Often the Business side does not want to engage. The solution to this is not to give up, but to attack the issue, and 'force' them to engage.  So, I am very discouraged when I see Kanban used this way.  People seldom admit overtly this is the purpose, but it often is. IMO.

Scrum forces engagement, by making a business person (well, usually a business person) Product Owner of a real Team (and the PO is part of the Team).  And then, if the PO is not engaged enough, that should become apparent quickly as an impediment, and hopefully fixed (if high enough in priority).

6. No Daily Scrum

Kanban in the wild often has nothing like a Daily Scrum.

All Lean teams do a short daily meeting (AFAIK). Why do 'Kanban' teams not do this?  Well, they often say they don't want to stop 'continuous flow'.  But then, still, everyone goes home at night and flow stops.  Lean has a short daily meeting, because it helps the Team stay in sync, etc. And the stoppage 'cost' is repaid the same day by higher productivity.

So, I think the Daily Scrum adds a lot in enabling the Team to sync up, self-organize and self-manage.  As a Team.

(Kanban does not require any Team concept.  But sometimes it is played with a Team. So, a Daily Scrum would enable them to do a better job in collaborating, etc as a Team.)

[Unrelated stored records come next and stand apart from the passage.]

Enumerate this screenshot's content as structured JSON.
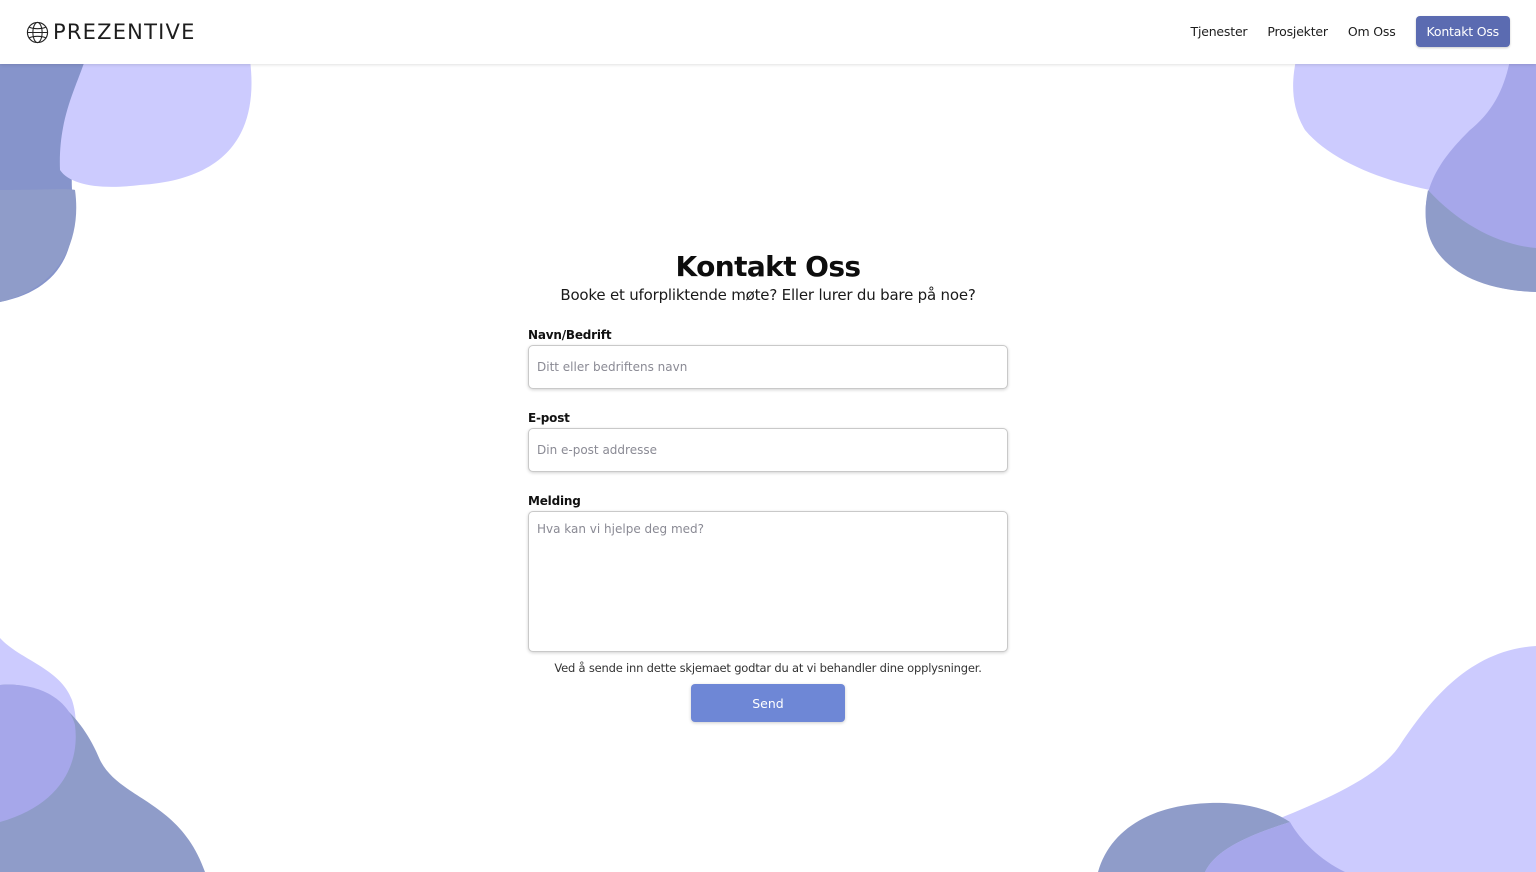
{
  "brand": {
    "name": "PREZENTIVE",
    "icon": "globe-icon"
  },
  "nav": {
    "items": [
      {
        "label": "Tjenester"
      },
      {
        "label": "Prosjekter"
      },
      {
        "label": "Om Oss"
      }
    ],
    "cta_label": "Kontakt Oss"
  },
  "contact": {
    "title": "Kontakt Oss",
    "subtitle": "Booke et uforpliktende møte? Eller lurer du bare på noe?",
    "fields": {
      "name": {
        "label": "Navn/Bedrift",
        "placeholder": "Ditt eller bedriftens navn",
        "value": ""
      },
      "email": {
        "label": "E-post",
        "placeholder": "Din e-post addresse",
        "value": ""
      },
      "message": {
        "label": "Melding",
        "placeholder": "Hva kan vi hjelpe deg med?",
        "value": ""
      }
    },
    "consent": "Ved å sende inn dette skjemaet godtar du at vi behandler dine opplysninger.",
    "submit_label": "Send"
  },
  "colors": {
    "blob_light": "#cccbfe",
    "blob_medium": "#a6a7ea",
    "blob_dark": "#8f9cc9",
    "blob_deep": "#7f8ec8",
    "accent_nav": "#5b6bb1",
    "accent_button": "#6e87d6"
  }
}
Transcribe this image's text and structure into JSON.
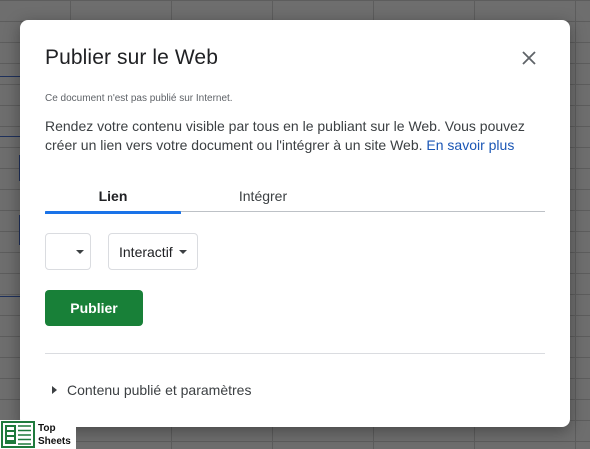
{
  "dialog": {
    "title": "Publier sur le Web",
    "close_icon": "close-icon",
    "status": "Ce document n'est pas publié sur Internet.",
    "description": "Rendez votre contenu visible par tous en le publiant sur le Web. Vous pouvez créer un lien vers votre document ou l'intégrer à un site Web.",
    "learn_more": "En savoir plus",
    "tabs": [
      {
        "label": "Lien",
        "active": true
      },
      {
        "label": "Intégrer",
        "active": false
      }
    ],
    "sheet_select": {
      "value": ""
    },
    "mode_select": {
      "value": "Interactif"
    },
    "publish_label": "Publier",
    "expander_label": "Contenu publié et paramètres"
  },
  "watermark": {
    "line1": "Top",
    "line2": "Sheets"
  },
  "colors": {
    "accent": "#1a73e8",
    "publish_button": "#188038",
    "link": "#1a56b5"
  }
}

One Team (and I think I believe they are a real Team) that uses Kanban does a kind of Daily Scrum every day at lunch. Still, I am thinking this is less effective than a regular Daily Scrum.  If done professionally.  Although, to be fair, many so-called Daily Scrums are...not really what they should be -- they are not done professionally.

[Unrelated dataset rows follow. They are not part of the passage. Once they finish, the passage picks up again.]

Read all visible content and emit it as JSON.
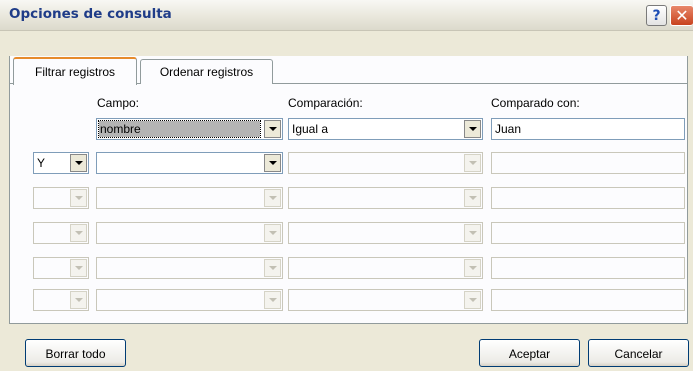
{
  "window": {
    "title": "Opciones de consulta",
    "help": "?",
    "close": "✕"
  },
  "tabs": [
    {
      "label": "Filtrar registros"
    },
    {
      "label": "Ordenar registros"
    }
  ],
  "headers": {
    "campo": "Campo:",
    "comparacion": "Comparación:",
    "comparado_con": "Comparado con:"
  },
  "rows": [
    {
      "connector": "",
      "field": "nombre",
      "comparison": "Igual a",
      "value": "Juan",
      "enabled": true
    },
    {
      "connector": "Y",
      "field": "",
      "comparison": "",
      "value": "",
      "enabled": true
    },
    {
      "connector": "",
      "field": "",
      "comparison": "",
      "value": "",
      "enabled": false
    },
    {
      "connector": "",
      "field": "",
      "comparison": "",
      "value": "",
      "enabled": false
    },
    {
      "connector": "",
      "field": "",
      "comparison": "",
      "value": "",
      "enabled": false
    },
    {
      "connector": "",
      "field": "",
      "comparison": "",
      "value": "",
      "enabled": false
    }
  ],
  "buttons": {
    "clear": "Borrar todo",
    "ok": "Aceptar",
    "cancel": "Cancelar"
  }
}
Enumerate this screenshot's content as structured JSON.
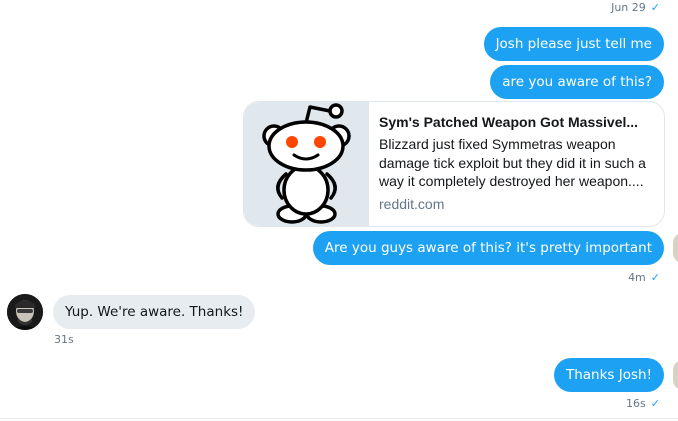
{
  "conversation": {
    "date_label": "Jun 29",
    "messages": [
      {
        "text": "Josh please just tell me"
      },
      {
        "text": "are you aware of this?"
      },
      {
        "text": "Are you guys aware of this? it's pretty important",
        "time": "4m"
      },
      {
        "text": "Yup. We're aware. Thanks!",
        "time": "31s"
      },
      {
        "text": "Thanks Josh!",
        "time": "16s"
      }
    ],
    "link_card": {
      "title": "Sym's Patched Weapon Got Massivel...",
      "description": "Blizzard just fixed Symmetras weapon damage tick exploit but they did it in such a way it completely destroyed her weapon....",
      "domain": "reddit.com",
      "image_icon": "reddit-alien-logo"
    }
  },
  "icons": {
    "read_receipt": "checkmark-icon"
  },
  "colors": {
    "outgoing_bubble": "#1da1f2",
    "incoming_bubble": "#e6ecf0",
    "meta_text": "#657786",
    "card_image_bg": "#e1e8ed",
    "reddit_eyes": "#ff4500"
  }
}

7. No Sprint Review

Kanban in the wild is often played with no Sprint Review or Demo. AFAIK, Kanban does not require any demo.

Related to that, Scrum requires a Demo every Sprint. That includes the business stakeholders.

Now, in Kanban one could have demos.  Ad-hoc. For example, of each 'card' when it completes.

But this is not nearly as good, usually, because the best people to give the best feedback are the business stakeholders. They are often fairly senior or at least very busy. So, it is better for them if, fairly far in advance, they can schedule that every two weeks (or every Sprint), they will come to the Demo (Sprint Review).  This leads to better attendance and better feedback, based upon all the stories, seen together.  'The whole is greater than the sum of the parts.'

In Scrum one could still add additional feedback during the Sprint. For individual stories, as one example. There is no restriction on additional feedback.

8. No Retrospective

Kanban does not require any Retrospective.

Of course, something like a Retrospective could happen 'naturally'.

But from lots of experience, we think the odds of a regular and good retrospective go down considerably if there is no 'required' meeting to make it happen.

Again, to be fair, lots of 'scrum' Retrospectives are done in name only. And are not good or not very good. I want them not to call that kind of unprofessional work 'scrum'. But of course I cannot enforce that.


It is fine to add more Kanban ideas to Scrum. And specifically the Scrum board (which out-of-the-box is a basic Kanban board). And to focus on flow, pull, single-piece flow, minimizing WIP, etc.  Excellent ideas.

And sometimes you can't get a Team to do all of Scrum.  At first.  So you start with Kanban. I totally understand.  Getting people to change is hard.  But as soon as you have that change made, start working on them to make some more change.  And adding each part of Scrum, piece by piece.


Store Points rather than Hours

Jeff Sutherland has a great post about this, here.  A must read.